Among the descendants of settlers, there are now many stockmen who live on ranches inspired by the Australian model of the cattle station.
The West Coast of New Caledonia, with its climatic and geographical conditions, is ideal for cattle stations. The cowboy is inseparable from the broussard Caledonian.
They rear cattle on their large farms, which they cross on horseback. Large plots surrounded by fences, a stockyard to care for the livestock, a shed where they store all the equipment, a windmill for pumping water, blue dogs, stables, and a 4 wheel drive truck, all in a niaouli savannah; this is the landscape typical for a Caledonian cattle station.
The stockyard is the heart of the farm. It is used to gather the herd. Formerly it was used for building lignum vitae (tree of life) or niaoulis (Melaleuca), but now the galvanized tube is increasingly replacing them. The counting, sorting, marking, vaccination, insemination, are some of the activities done in the stockyard.
A Veritable European cavalier, the stockman wears a big hat and gathers his heard riding the horse, using a whip, with his gun in the shoulder strap and accompanied by his blue dogs – (dog with bluish fur, robust and very intelligent, crossed with Australian dingoes).
It was the sandalwood merchant, James PADDON who imported the first herd of cattle and sheep from Australia in 1854.
Today, the cattle stations are the main animal production sites in New Caledonia. The latest cattle census, conducted in 1994, has identified 815 farms with nearly 105,000 cattle. The majority of the herds are on Grande Terre (the Mainland) and is distributed at a rate of 43.9% in the Northern Province and 55.6% in the Southern Province.

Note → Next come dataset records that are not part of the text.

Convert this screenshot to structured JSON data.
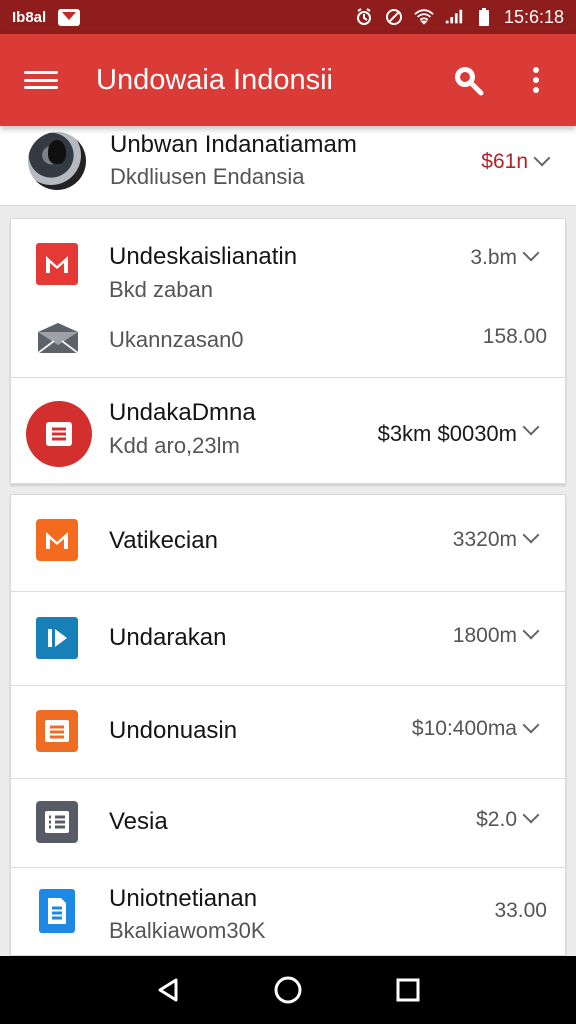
{
  "status_bar": {
    "carrier": "Ib8al",
    "time": "15:6:18"
  },
  "app_bar": {
    "title": "Undowaia Indonsii",
    "colors": {
      "app_bar": "#db3b36",
      "status_bar": "#8e1d1b"
    }
  },
  "rows": [
    {
      "title": "Unbwan Indanatiamam",
      "subtitle": "Dkdliusen Endansia",
      "amount": "$61n",
      "amount_color": "#b0252a",
      "icon": "avatar"
    },
    {
      "title": "Undeskaislianatin",
      "subtitle": "Bkd zaban",
      "amount": "3.bm",
      "icon": "gmail-icon"
    },
    {
      "title": "Ukannzasan0",
      "amount": "158.00",
      "icon": "mail-icon"
    },
    {
      "title": "UndakaDmna",
      "subtitle": "Kdd aro,23lm",
      "amount": "$3km $0030m",
      "icon": "document-icon"
    },
    {
      "title": "Vatikecian",
      "amount": "3320m",
      "icon": "messages-icon"
    },
    {
      "title": "Undarakan",
      "amount": "1800m",
      "icon": "play-icon"
    },
    {
      "title": "Undonuasin",
      "amount": "$10:400ma",
      "icon": "notes-icon"
    },
    {
      "title": "Vesia",
      "amount": "$2.0",
      "icon": "list-icon"
    },
    {
      "title": "Uniotnetianan",
      "subtitle": "Bkalkiawom30K",
      "amount": "33.00",
      "icon": "document-blue-icon"
    }
  ],
  "nav": {
    "back": "back-icon",
    "home": "home-icon",
    "recents": "recents-icon"
  }
}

Many agricultural fairs are held each year as the famous fair of Bourail, the feast of deer and shrimp of Boulouparis, the Paita beef festival... The visitors can admire the animals, watch the rodeo, enjoy and buy local products.